Playing Atari games on the Arcade is generally fun, but the appeal can be limiting. A slightly stiff micro-switch joystick and large, mushy buttons don't click as comfortably as the iCade's more professional hardware. You can feel the difference when button-mashing through Asteroids or Yar's Revenge. The hard turns on the joystick are also difficult to pull off without the Atari Arcade shifting a little on the table: make sure those rubber feet beneath are set firmly down on a grippy surface.
The biggest knock against the Atari Arcade is its limited library. The peripheral is a one-trick pony for the Atari app, which costs $10 for 100 games, or 99 cents for any of several four-packs of related games. A total cost of $70 isn't outrageous for a complete retro package of Atari games and a controller to play them with, but it borders on the fetishistic. After all, you could always play these games on the iPad itself using touch controls.
This brings us to a final gripe: it's an odd fit to pair a joystick with Atari's arcade legacy. Many of Atari's most famous games, featured in this collection--Asteroids, Missile Command, Centipede, Crystal Castles, Breakout--used nontraditional controls like trackballs or paddles. A joystick just doesn't give you the real arcade experience for Centipede or, especially, Crystal Castles. Now, a trackball peripheral? Hmm, now we're talking.

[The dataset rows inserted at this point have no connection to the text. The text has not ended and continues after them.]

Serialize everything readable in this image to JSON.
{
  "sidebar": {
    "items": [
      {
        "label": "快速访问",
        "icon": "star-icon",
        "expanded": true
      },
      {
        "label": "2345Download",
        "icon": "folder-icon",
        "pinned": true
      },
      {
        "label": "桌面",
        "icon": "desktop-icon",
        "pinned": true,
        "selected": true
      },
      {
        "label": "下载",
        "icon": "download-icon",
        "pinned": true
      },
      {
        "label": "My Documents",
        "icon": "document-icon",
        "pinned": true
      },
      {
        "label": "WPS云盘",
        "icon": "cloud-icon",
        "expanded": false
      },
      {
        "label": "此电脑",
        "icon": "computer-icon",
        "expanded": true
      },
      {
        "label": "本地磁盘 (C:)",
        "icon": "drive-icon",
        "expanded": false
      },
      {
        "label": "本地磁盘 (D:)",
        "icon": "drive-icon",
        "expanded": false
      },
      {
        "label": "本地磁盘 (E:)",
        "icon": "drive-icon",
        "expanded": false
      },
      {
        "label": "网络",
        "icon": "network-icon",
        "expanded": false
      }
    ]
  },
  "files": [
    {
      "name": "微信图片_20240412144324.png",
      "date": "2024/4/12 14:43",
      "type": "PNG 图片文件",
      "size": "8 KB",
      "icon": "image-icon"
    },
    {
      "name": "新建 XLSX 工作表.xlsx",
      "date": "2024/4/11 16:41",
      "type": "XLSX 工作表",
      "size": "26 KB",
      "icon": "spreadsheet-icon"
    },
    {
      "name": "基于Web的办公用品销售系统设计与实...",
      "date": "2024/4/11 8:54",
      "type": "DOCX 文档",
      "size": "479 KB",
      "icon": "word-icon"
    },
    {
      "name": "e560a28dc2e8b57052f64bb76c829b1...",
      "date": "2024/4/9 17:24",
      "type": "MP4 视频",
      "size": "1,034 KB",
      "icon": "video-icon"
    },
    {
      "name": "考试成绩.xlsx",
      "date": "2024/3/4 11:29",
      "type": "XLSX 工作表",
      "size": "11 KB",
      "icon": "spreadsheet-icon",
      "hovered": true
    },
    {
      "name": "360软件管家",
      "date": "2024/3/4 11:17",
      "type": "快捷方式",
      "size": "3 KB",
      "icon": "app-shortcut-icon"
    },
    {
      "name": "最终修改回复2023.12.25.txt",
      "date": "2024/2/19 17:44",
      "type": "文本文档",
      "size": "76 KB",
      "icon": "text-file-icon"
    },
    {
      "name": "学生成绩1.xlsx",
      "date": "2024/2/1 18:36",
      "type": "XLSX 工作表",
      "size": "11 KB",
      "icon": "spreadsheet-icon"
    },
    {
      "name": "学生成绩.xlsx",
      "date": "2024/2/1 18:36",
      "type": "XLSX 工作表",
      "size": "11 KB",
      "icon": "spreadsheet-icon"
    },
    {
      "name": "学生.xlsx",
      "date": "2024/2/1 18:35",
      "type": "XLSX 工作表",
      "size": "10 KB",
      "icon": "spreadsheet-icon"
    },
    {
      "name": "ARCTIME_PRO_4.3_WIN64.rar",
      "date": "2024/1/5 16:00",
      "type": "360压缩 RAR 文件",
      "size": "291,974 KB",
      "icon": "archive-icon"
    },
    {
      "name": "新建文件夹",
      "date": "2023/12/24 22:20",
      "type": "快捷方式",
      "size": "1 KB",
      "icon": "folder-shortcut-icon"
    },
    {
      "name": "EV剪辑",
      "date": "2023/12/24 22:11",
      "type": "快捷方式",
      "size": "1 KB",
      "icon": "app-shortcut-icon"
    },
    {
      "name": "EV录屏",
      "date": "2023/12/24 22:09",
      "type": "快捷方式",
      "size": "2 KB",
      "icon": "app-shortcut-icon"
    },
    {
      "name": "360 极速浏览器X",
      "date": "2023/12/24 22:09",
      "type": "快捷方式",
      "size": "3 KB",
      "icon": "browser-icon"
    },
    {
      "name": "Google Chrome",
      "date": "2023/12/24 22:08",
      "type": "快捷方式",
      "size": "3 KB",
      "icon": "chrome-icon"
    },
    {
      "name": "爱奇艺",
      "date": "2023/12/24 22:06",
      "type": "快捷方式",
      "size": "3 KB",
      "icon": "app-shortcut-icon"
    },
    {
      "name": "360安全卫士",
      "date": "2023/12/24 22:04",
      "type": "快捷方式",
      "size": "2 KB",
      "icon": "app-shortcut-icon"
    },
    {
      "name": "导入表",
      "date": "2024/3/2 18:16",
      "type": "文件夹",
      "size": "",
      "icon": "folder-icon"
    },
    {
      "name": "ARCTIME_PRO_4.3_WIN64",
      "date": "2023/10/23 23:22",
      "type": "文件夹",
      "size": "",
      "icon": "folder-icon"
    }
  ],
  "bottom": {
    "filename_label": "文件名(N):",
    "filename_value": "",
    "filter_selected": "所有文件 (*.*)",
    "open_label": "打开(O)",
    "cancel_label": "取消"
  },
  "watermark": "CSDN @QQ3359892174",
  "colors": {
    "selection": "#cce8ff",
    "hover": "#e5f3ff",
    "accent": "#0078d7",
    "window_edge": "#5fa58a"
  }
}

Indie game developers--a precious few of them--have started making games compatible with the Ion iCade. They're hardly great, but they add to the value package. The Atari Arcade will need to add compatibility for other games to really be worth its price of admission. Space Invaders, Pac-Man, Dig-Dug...these are the games we need a joystick for, and none of them supports the Atari Arcade. Hopefully, they will. Retro game makers need to stick together.